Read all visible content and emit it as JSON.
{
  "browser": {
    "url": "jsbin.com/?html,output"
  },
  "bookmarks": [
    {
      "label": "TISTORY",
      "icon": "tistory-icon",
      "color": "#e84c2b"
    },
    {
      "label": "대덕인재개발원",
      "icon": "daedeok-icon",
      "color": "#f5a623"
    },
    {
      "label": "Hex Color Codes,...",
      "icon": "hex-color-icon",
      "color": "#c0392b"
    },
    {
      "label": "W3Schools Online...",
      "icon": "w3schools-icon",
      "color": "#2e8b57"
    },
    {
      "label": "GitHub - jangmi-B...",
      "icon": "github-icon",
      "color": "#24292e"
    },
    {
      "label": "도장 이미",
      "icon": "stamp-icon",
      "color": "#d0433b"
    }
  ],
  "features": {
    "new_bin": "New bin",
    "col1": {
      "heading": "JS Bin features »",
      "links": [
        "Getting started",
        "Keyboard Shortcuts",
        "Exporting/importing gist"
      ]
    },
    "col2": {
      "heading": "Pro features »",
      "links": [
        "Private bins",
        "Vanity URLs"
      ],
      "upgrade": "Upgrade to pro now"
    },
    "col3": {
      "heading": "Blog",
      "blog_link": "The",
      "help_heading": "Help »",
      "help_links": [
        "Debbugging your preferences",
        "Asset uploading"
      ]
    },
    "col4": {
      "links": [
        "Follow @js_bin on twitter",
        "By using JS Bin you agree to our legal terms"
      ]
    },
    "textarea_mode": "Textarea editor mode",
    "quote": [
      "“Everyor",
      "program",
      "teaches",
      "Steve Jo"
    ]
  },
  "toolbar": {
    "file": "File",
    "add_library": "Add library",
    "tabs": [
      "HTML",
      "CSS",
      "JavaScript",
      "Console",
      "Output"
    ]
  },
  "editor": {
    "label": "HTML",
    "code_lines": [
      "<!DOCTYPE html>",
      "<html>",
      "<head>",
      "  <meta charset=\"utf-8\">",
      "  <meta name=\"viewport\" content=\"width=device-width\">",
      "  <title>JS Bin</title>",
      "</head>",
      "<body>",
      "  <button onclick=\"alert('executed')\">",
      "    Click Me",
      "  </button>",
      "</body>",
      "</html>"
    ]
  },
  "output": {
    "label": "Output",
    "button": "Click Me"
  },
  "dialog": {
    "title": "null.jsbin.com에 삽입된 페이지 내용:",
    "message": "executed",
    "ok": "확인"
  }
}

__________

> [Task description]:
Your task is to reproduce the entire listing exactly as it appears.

> [Response box]:
Read all visible content and emit it as JSON.
{
  "browser": {
    "url": "jsbin.com/?html,output"
  },
  "bookmarks": [
    {
      "label": "TISTORY",
      "icon": "tistory-icon",
      "color": "#e84c2b"
    },
    {
      "label": "대덕인재개발원",
      "icon": "daedeok-icon",
      "color": "#f5a623"
    },
    {
      "label": "Hex Color Codes,...",
      "icon": "hex-color-icon",
      "color": "#c0392b"
    },
    {
      "label": "W3Schools Online...",
      "icon": "w3schools-icon",
      "color": "#2e8b57"
    },
    {
      "label": "GitHub - jangmi-B...",
      "icon": "github-icon",
      "color": "#24292e"
    },
    {
      "label": "도장 이미",
      "icon": "stamp-icon",
      "color": "#d0433b"
    }
  ],
  "features": {
    "new_bin": "New bin",
    "col1": {
      "heading": "JS Bin features »",
      "links": [
        "Getting started",
        "Keyboard Shortcuts",
        "Exporting/importing gist"
      ]
    },
    "col2": {
      "heading": "Pro features »",
      "links": [
        "Private bins",
        "Vanity URLs"
      ],
      "upgrade": "Upgrade to pro now"
    },
    "col3": {
      "heading": "Blog",
      "blog_link": "The",
      "help_heading": "Help »",
      "help_links": [
        "Debbugging your preferences",
        "Asset uploading"
      ]
    },
    "col4": {
      "links": [
        "Follow @js_bin on twitter",
        "By using JS Bin you agree to our legal terms"
      ]
    },
    "textarea_mode": "Textarea editor mode",
    "quote": [
      "“Everyor",
      "program",
      "teaches",
      "Steve Jo"
    ]
  },
  "toolbar": {
    "file": "File",
    "add_library": "Add library",
    "tabs": [
      "HTML",
      "CSS",
      "JavaScript",
      "Console",
      "Output"
    ]
  },
  "editor": {
    "label": "HTML",
    "code_lines": [
      "<!DOCTYPE html>",
      "<html>",
      "<head>",
      "  <meta charset=\"utf-8\">",
      "  <meta name=\"viewport\" content=\"width=device-width\">",
      "  <title>JS Bin</title>",
      "</head>",
      "<body>",
      "  <button onclick=\"alert('executed')\">",
      "    Click Me",
      "  </button>",
      "</body>",
      "</html>"
    ]
  },
  "output": {
    "label": "Output",
    "button": "Click Me"
  },
  "dialog": {
    "title": "null.jsbin.com에 삽입된 페이지 내용:",
    "message": "executed",
    "ok": "확인"
  }
}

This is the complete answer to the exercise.